TASK DESCRIPTION:
Make an exact copy of the listing below.

INFORMATION GIVEN:

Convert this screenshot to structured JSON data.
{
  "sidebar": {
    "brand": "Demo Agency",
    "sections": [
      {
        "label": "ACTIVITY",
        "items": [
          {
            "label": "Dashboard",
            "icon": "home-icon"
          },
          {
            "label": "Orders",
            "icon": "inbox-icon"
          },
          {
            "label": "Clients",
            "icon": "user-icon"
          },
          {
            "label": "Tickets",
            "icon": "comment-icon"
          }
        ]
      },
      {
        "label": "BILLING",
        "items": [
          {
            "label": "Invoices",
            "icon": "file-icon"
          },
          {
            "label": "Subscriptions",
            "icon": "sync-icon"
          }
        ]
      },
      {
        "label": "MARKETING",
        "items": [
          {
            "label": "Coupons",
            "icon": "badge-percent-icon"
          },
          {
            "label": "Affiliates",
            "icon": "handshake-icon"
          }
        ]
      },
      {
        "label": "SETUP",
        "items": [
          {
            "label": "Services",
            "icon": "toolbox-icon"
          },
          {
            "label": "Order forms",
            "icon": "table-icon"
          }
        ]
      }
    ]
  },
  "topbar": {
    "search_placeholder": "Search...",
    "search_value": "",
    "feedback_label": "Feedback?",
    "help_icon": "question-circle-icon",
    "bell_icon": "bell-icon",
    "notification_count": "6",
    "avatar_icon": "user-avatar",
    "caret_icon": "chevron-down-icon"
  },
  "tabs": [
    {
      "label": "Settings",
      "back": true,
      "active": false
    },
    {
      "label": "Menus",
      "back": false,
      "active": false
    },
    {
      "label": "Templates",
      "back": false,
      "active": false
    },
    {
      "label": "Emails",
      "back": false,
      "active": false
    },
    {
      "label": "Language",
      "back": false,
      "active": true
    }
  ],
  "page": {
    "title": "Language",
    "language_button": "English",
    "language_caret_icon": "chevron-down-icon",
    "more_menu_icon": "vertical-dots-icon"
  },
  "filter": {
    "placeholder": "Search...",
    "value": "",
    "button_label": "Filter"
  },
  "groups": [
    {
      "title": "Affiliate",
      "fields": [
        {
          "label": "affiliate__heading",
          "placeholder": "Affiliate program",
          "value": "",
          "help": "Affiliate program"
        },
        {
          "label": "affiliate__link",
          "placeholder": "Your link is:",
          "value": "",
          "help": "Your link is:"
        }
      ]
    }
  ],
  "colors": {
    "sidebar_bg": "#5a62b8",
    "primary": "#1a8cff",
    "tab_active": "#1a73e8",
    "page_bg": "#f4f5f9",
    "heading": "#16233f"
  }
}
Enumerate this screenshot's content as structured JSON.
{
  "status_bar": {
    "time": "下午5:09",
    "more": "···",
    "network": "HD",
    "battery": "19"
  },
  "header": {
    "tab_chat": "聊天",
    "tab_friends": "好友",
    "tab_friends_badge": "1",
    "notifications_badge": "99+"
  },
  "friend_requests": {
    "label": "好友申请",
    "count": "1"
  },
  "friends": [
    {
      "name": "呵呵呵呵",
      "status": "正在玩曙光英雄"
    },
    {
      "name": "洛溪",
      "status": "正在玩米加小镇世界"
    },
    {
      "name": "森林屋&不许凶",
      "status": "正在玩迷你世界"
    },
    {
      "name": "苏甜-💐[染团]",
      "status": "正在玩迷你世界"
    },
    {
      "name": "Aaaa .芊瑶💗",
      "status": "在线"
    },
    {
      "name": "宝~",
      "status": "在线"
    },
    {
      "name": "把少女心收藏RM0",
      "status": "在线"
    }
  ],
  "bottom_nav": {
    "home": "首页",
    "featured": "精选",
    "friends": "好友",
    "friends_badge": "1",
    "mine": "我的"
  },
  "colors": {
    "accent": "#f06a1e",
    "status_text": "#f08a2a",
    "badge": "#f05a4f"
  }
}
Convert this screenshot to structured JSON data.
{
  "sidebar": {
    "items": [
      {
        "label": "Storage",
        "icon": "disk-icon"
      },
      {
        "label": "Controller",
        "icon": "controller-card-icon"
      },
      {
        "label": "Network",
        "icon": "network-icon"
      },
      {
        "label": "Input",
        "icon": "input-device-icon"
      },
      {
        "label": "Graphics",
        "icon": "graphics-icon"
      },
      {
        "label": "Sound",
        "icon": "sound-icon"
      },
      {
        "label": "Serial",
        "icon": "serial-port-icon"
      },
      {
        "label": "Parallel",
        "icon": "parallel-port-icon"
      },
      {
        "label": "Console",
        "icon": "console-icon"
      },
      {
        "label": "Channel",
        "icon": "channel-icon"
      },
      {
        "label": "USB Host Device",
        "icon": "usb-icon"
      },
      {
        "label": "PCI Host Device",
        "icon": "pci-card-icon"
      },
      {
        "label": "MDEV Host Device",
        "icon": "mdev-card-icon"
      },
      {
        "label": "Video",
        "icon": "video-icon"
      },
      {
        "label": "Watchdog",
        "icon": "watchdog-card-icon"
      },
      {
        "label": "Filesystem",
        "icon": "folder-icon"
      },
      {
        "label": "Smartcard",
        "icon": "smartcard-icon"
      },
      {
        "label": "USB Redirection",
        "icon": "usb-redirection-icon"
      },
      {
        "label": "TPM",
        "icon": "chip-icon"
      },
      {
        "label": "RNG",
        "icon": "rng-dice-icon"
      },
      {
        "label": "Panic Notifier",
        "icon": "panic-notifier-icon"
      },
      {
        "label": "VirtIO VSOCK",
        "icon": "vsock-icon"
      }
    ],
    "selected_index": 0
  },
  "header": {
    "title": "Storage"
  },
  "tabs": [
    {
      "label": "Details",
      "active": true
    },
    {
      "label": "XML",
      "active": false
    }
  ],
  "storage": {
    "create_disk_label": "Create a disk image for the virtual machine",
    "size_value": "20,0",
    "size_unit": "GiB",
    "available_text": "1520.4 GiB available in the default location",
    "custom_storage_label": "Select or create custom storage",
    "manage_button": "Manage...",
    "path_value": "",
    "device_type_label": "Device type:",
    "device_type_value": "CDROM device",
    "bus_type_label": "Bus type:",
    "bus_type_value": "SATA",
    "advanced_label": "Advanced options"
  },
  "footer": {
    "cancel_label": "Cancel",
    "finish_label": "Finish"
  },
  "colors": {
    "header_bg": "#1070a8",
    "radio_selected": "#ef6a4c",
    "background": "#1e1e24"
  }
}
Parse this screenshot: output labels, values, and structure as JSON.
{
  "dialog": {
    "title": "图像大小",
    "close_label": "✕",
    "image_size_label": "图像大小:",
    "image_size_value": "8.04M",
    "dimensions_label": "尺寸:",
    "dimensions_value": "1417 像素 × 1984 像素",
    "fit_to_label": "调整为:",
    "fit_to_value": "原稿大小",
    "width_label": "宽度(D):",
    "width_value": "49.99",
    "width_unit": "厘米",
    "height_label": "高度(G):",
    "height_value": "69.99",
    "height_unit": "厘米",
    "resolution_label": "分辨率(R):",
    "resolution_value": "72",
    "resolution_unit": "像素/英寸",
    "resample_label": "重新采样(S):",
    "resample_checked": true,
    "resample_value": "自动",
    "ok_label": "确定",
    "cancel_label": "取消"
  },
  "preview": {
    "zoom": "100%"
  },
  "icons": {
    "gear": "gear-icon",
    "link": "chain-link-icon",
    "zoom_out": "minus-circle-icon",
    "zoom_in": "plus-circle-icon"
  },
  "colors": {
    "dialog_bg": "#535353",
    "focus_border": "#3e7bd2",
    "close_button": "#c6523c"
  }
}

ANSWER TO THIS PROBLEM:
Convert this screenshot to structured JSON data.
{
  "sidebar": {
    "brand": "Demo Agency",
    "sections": [
      {
        "label": "ACTIVITY",
        "items": [
          {
            "label": "Dashboard",
            "icon": "home-icon"
          },
          {
            "label": "Orders",
            "icon": "inbox-icon"
          },
          {
            "label": "Clients",
            "icon": "user-icon"
          },
          {
            "label": "Tickets",
            "icon": "comment-icon"
          }
        ]
      },
      {
        "label": "BILLING",
        "items": [
          {
            "label": "Invoices",
            "icon": "file-icon"
          },
          {
            "label": "Subscriptions",
            "icon": "sync-icon"
          }
        ]
      },
      {
        "label": "MARKETING",
        "items": [
          {
            "label": "Coupons",
            "icon": "badge-percent-icon"
          },
          {
            "label": "Affiliates",
            "icon": "handshake-icon"
          }
        ]
      },
      {
        "label": "SETUP",
        "items": [
          {
            "label": "Services",
            "icon": "toolbox-icon"
          },
          {
            "label": "Order forms",
            "icon": "table-icon"
          }
        ]
      }
    ]
  },
  "topbar": {
    "search_placeholder": "Search...",
    "search_value": "",
    "feedback_label": "Feedback?",
    "help_icon": "question-circle-icon",
    "bell_icon": "bell-icon",
    "notification_count": "6",
    "avatar_icon": "user-avatar",
    "caret_icon": "chevron-down-icon"
  },
  "tabs": [
    {
      "label": "Settings",
      "back": true,
      "active": false
    },
    {
      "label": "Menus",
      "back": false,
      "active": false
    },
    {
      "label": "Templates",
      "back": false,
      "active": false
    },
    {
      "label": "Emails",
      "back": false,
      "active": false
    },
    {
      "label": "Language",
      "back": false,
      "active": true
    }
  ],
  "page": {
    "title": "Language",
    "language_button": "English",
    "language_caret_icon": "chevron-down-icon",
    "more_menu_icon": "vertical-dots-icon"
  },
  "filter": {
    "placeholder": "Search...",
    "value": "",
    "button_label": "Filter"
  },
  "groups": [
    {
      "title": "Affiliate",
      "fields": [
        {
          "label": "affiliate__heading",
          "placeholder": "Affiliate program",
          "value": "",
          "help": "Affiliate program"
        },
        {
          "label": "affiliate__link",
          "placeholder": "Your link is:",
          "value": "",
          "help": "Your link is:"
        }
      ]
    }
  ],
  "colors": {
    "sidebar_bg": "#5a62b8",
    "primary": "#1a8cff",
    "tab_active": "#1a73e8",
    "page_bg": "#f4f5f9",
    "heading": "#16233f"
  }
}
Enumerate this screenshot's content as structured JSON.
{
  "status_bar": {
    "time": "下午5:09",
    "more": "···",
    "network": "HD",
    "battery": "19"
  },
  "header": {
    "tab_chat": "聊天",
    "tab_friends": "好友",
    "tab_friends_badge": "1",
    "notifications_badge": "99+"
  },
  "friend_requests": {
    "label": "好友申请",
    "count": "1"
  },
  "friends": [
    {
      "name": "呵呵呵呵",
      "status": "正在玩曙光英雄"
    },
    {
      "name": "洛溪",
      "status": "正在玩米加小镇世界"
    },
    {
      "name": "森林屋&不许凶",
      "status": "正在玩迷你世界"
    },
    {
      "name": "苏甜-💐[染团]",
      "status": "正在玩迷你世界"
    },
    {
      "name": "Aaaa .芊瑶💗",
      "status": "在线"
    },
    {
      "name": "宝~",
      "status": "在线"
    },
    {
      "name": "把少女心收藏RM0",
      "status": "在线"
    }
  ],
  "bottom_nav": {
    "home": "首页",
    "featured": "精选",
    "friends": "好友",
    "friends_badge": "1",
    "mine": "我的"
  },
  "colors": {
    "accent": "#f06a1e",
    "status_text": "#f08a2a",
    "badge": "#f05a4f"
  }
}
Convert this screenshot to structured JSON data.
{
  "sidebar": {
    "items": [
      {
        "label": "Storage",
        "icon": "disk-icon"
      },
      {
        "label": "Controller",
        "icon": "controller-card-icon"
      },
      {
        "label": "Network",
        "icon": "network-icon"
      },
      {
        "label": "Input",
        "icon": "input-device-icon"
      },
      {
        "label": "Graphics",
        "icon": "graphics-icon"
      },
      {
        "label": "Sound",
        "icon": "sound-icon"
      },
      {
        "label": "Serial",
        "icon": "serial-port-icon"
      },
      {
        "label": "Parallel",
        "icon": "parallel-port-icon"
      },
      {
        "label": "Console",
        "icon": "console-icon"
      },
      {
        "label": "Channel",
        "icon": "channel-icon"
      },
      {
        "label": "USB Host Device",
        "icon": "usb-icon"
      },
      {
        "label": "PCI Host Device",
        "icon": "pci-card-icon"
      },
      {
        "label": "MDEV Host Device",
        "icon": "mdev-card-icon"
      },
      {
        "label": "Video",
        "icon": "video-icon"
      },
      {
        "label": "Watchdog",
        "icon": "watchdog-card-icon"
      },
      {
        "label": "Filesystem",
        "icon": "folder-icon"
      },
      {
        "label": "Smartcard",
        "icon": "smartcard-icon"
      },
      {
        "label": "USB Redirection",
        "icon": "usb-redirection-icon"
      },
      {
        "label": "TPM",
        "icon": "chip-icon"
      },
      {
        "label": "RNG",
        "icon": "rng-dice-icon"
      },
      {
        "label": "Panic Notifier",
        "icon": "panic-notifier-icon"
      },
      {
        "label": "VirtIO VSOCK",
        "icon": "vsock-icon"
      }
    ],
    "selected_index": 0
  },
  "header": {
    "title": "Storage"
  },
  "tabs": [
    {
      "label": "Details",
      "active": true
    },
    {
      "label": "XML",
      "active": false
    }
  ],
  "storage": {
    "create_disk_label": "Create a disk image for the virtual machine",
    "size_value": "20,0",
    "size_unit": "GiB",
    "available_text": "1520.4 GiB available in the default location",
    "custom_storage_label": "Select or create custom storage",
    "manage_button": "Manage...",
    "path_value": "",
    "device_type_label": "Device type:",
    "device_type_value": "CDROM device",
    "bus_type_label": "Bus type:",
    "bus_type_value": "SATA",
    "advanced_label": "Advanced options"
  },
  "footer": {
    "cancel_label": "Cancel",
    "finish_label": "Finish"
  },
  "colors": {
    "header_bg": "#1070a8",
    "radio_selected": "#ef6a4c",
    "background": "#1e1e24"
  }
}
Parse this screenshot: output labels, values, and structure as JSON.
{
  "dialog": {
    "title": "图像大小",
    "close_label": "✕",
    "image_size_label": "图像大小:",
    "image_size_value": "8.04M",
    "dimensions_label": "尺寸:",
    "dimensions_value": "1417 像素 × 1984 像素",
    "fit_to_label": "调整为:",
    "fit_to_value": "原稿大小",
    "width_label": "宽度(D):",
    "width_value": "49.99",
    "width_unit": "厘米",
    "height_label": "高度(G):",
    "height_value": "69.99",
    "height_unit": "厘米",
    "resolution_label": "分辨率(R):",
    "resolution_value": "72",
    "resolution_unit": "像素/英寸",
    "resample_label": "重新采样(S):",
    "resample_checked": true,
    "resample_value": "自动",
    "ok_label": "确定",
    "cancel_label": "取消"
  },
  "preview": {
    "zoom": "100%"
  },
  "icons": {
    "gear": "gear-icon",
    "link": "chain-link-icon",
    "zoom_out": "minus-circle-icon",
    "zoom_in": "plus-circle-icon"
  },
  "colors": {
    "dialog_bg": "#535353",
    "focus_border": "#3e7bd2",
    "close_button": "#c6523c"
  }
}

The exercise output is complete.